Last week, Panama signed a law that granted First Quantum a 20-year contract to operate the Cobre Panamá copper mine, putting an end to years of legal uncertainty. However, this decision has sparked outrage among locals, with protests erupting throughout the capital city of Panama City. Protestors argue that the contract was rushed through without sufficient public input and transparency, and they have also accused lawmakers of corruption.
The protests in Panama City have drawn significant attention, with some gatherings reaching over 50,000 attendees. The latest demonstration added a further 20,000 people to the cause. Organizers are urging people to move beyond social media and physically participate in these events.
In response to the mounting pressure, President Laurentino Cortizo has announced that Panama will hold a referendum on whether to revoke the controversial contract on December 17. Additionally, the president has issued a decree banning all new metal mining and imposing stricter regulations on those currently seeking permits.
First Quantum, a leading copper mining company and Canada’s largest producer of the metal, achieved its highest-ever copper output of 816,000 tonnes in 2021, primarily due to Cobre Panamá’s record production.

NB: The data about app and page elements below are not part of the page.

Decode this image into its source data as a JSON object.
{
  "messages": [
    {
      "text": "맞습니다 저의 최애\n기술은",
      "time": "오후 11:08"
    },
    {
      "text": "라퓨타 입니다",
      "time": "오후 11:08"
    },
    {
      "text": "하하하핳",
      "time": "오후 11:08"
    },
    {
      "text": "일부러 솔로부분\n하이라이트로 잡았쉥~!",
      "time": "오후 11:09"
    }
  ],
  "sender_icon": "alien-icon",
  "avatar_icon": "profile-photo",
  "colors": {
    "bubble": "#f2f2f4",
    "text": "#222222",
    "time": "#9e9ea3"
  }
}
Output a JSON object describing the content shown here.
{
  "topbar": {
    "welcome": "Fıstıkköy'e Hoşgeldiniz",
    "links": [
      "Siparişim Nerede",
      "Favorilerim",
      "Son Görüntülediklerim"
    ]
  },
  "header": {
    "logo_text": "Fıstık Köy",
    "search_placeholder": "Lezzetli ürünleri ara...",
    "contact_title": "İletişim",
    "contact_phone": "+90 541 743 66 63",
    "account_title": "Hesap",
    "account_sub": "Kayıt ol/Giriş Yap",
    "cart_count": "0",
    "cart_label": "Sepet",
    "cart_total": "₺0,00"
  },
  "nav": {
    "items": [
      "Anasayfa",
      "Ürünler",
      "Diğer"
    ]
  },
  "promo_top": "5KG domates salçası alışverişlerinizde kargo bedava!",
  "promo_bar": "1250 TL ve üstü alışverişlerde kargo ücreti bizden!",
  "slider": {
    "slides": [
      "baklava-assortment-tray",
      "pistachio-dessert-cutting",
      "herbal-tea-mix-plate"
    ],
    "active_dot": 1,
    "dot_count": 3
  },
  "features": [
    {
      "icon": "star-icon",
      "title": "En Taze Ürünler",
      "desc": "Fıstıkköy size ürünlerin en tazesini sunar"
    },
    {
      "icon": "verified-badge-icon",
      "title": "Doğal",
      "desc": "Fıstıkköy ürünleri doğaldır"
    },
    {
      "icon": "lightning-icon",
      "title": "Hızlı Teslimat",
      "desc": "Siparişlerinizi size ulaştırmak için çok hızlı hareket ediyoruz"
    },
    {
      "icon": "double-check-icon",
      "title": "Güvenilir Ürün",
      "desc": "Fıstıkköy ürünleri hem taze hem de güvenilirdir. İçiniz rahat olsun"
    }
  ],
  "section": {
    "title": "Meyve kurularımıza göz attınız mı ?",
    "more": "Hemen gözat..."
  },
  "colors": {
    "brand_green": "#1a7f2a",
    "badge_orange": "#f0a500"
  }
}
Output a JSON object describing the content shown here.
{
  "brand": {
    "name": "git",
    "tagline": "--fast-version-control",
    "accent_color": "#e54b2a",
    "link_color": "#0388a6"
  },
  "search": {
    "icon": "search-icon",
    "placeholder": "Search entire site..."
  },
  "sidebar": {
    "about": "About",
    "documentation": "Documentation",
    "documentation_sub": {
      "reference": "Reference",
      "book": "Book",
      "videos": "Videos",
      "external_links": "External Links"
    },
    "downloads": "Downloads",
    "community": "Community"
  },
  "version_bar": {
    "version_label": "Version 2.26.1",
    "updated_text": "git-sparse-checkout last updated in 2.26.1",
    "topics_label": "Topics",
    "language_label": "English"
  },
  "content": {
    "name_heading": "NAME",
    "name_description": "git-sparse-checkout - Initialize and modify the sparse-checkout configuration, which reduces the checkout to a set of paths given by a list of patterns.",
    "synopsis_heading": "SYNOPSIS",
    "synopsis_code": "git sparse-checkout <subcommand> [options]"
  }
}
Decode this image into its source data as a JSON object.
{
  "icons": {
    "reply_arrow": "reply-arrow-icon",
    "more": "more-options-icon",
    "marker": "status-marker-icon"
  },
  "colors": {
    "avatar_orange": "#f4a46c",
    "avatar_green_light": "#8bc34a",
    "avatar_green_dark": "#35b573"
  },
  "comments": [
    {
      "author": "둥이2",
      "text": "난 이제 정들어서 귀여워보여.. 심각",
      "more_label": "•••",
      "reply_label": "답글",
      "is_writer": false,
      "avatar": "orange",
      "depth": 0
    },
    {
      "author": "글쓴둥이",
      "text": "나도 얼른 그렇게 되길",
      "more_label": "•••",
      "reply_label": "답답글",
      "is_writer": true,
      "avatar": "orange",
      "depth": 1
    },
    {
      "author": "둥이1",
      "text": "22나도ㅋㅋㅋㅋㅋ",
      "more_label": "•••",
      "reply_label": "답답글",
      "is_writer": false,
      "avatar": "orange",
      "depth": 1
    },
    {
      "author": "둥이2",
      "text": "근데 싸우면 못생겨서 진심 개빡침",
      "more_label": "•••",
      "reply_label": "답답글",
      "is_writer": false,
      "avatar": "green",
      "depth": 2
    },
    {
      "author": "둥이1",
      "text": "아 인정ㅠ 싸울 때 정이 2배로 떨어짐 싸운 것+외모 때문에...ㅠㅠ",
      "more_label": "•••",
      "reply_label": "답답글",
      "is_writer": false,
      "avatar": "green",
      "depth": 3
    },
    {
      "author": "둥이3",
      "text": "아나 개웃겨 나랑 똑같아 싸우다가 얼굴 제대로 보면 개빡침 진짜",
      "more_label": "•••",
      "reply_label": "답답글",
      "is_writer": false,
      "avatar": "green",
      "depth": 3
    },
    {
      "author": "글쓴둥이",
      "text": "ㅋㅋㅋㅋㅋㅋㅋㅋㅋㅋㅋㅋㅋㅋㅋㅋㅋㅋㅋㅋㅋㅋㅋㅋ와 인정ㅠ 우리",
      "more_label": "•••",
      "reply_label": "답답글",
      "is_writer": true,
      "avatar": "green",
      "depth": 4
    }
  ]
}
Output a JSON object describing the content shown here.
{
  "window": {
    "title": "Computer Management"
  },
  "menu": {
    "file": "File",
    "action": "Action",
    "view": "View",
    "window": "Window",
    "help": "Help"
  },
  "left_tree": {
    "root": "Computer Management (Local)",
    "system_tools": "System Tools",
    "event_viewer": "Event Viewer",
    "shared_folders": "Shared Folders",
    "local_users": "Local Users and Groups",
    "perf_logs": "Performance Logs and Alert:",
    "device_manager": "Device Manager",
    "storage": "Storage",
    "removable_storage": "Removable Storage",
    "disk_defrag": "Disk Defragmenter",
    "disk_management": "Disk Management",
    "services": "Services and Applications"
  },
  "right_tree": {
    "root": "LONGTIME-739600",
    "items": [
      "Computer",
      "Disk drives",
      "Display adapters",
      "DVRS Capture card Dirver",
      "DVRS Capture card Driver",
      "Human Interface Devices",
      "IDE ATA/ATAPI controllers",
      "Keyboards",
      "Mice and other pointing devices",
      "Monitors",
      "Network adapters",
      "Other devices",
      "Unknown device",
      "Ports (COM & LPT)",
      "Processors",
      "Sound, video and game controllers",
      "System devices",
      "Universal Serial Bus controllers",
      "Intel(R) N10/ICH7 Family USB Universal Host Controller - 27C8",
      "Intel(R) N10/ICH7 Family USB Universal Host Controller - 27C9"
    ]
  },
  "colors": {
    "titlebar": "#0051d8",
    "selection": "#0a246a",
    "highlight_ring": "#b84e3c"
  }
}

The Cobre Panamá mine complex, situated approximately 120 km west of Panama City and 20 km from the Atlantic coast, contributes 3.5% to the country’s gross domestic product, as per government data.
This mining asset accounts for about 1.5% of global copper production and commenced operations in 2019. With an estimated 3.1 billion tonnes in proven and probable reserves, it has the capacity to produce over 300,000 tonnes of copper annually.
The current infrastructure of the complex includes two open pit mines, a processing plant, two 150MW power stations, and a port.